**PROBLEM TO WORK ON:** Show every line below where "GeForce" appears.

[Opening SUPPLIED MATERIAL section]

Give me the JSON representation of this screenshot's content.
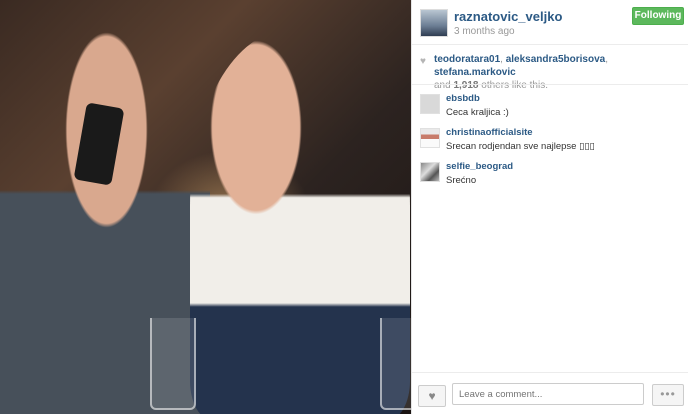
{
  "post": {
    "username": "raznatovic_veljko",
    "time": "3 months ago",
    "follow_label": "Following"
  },
  "likes": {
    "user1": "teodoratara01",
    "user2": "aleksandra5borisova",
    "user3": "stefana.markovic",
    "and_text": "and",
    "count": "1,918",
    "suffix": "others like this."
  },
  "comments": [
    {
      "user": "ebsbdb",
      "text": "Ceca kraljica :)",
      "avatar": "blank-avatar"
    },
    {
      "user": "christinaofficialsite",
      "text": "Srecan rodjendan sve najlepse ▯▯▯",
      "avatar": "person-avatar"
    },
    {
      "user": "selfie_beograd",
      "text": "Srećno",
      "avatar": "group-avatar"
    }
  ],
  "footer": {
    "comment_placeholder": "Leave a comment...",
    "like_icon": "heart-icon",
    "more_icon": "ellipsis-icon"
  },
  "colors": {
    "link": "#2c5a85",
    "follow_green": "#5cb85c"
  }
}
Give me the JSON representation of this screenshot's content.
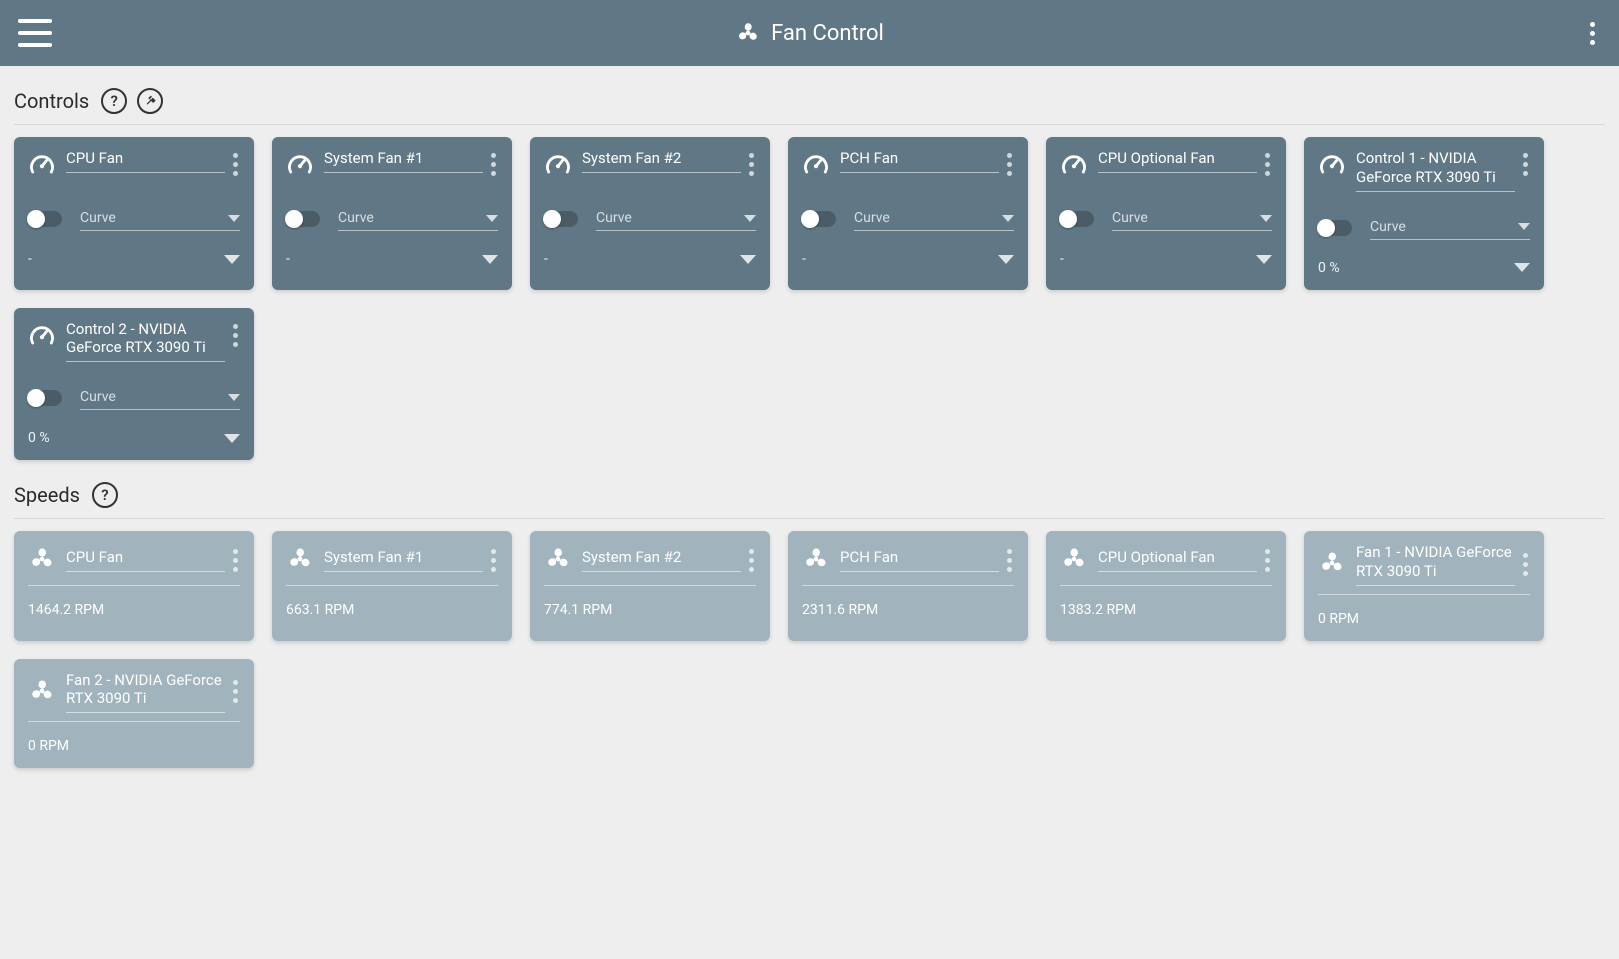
{
  "header": {
    "title": "Fan Control"
  },
  "sections": {
    "controls": {
      "title": "Controls",
      "dropdown_label": "Curve",
      "cards": [
        {
          "name": "CPU Fan",
          "status": "-"
        },
        {
          "name": "System Fan #1",
          "status": "-"
        },
        {
          "name": "System Fan #2",
          "status": "-"
        },
        {
          "name": "PCH Fan",
          "status": "-"
        },
        {
          "name": "CPU Optional Fan",
          "status": "-"
        },
        {
          "name": "Control 1 - NVIDIA GeForce RTX 3090 Ti",
          "status": "0 %"
        },
        {
          "name": "Control 2 - NVIDIA GeForce RTX 3090 Ti",
          "status": "0 %"
        }
      ]
    },
    "speeds": {
      "title": "Speeds",
      "cards": [
        {
          "name": "CPU Fan",
          "rpm": "1464.2 RPM"
        },
        {
          "name": "System Fan #1",
          "rpm": "663.1 RPM"
        },
        {
          "name": "System Fan #2",
          "rpm": "774.1 RPM"
        },
        {
          "name": "PCH Fan",
          "rpm": "2311.6 RPM"
        },
        {
          "name": "CPU Optional Fan",
          "rpm": "1383.2 RPM"
        },
        {
          "name": "Fan 1 - NVIDIA GeForce RTX 3090 Ti",
          "rpm": "0 RPM"
        },
        {
          "name": "Fan 2 - NVIDIA GeForce RTX 3090 Ti",
          "rpm": "0 RPM"
        }
      ]
    }
  }
}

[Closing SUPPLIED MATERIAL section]

**PROBLEM SOLUTION:**
          "name": "Control 1 - NVIDIA GeForce RTX 3090 Ti",
          "name": "Control 2 - NVIDIA GeForce RTX 3090 Ti",
          "name": "Fan 1 - NVIDIA GeForce RTX 3090 Ti",
          "name": "Fan 2 - NVIDIA GeForce RTX 3090 Ti",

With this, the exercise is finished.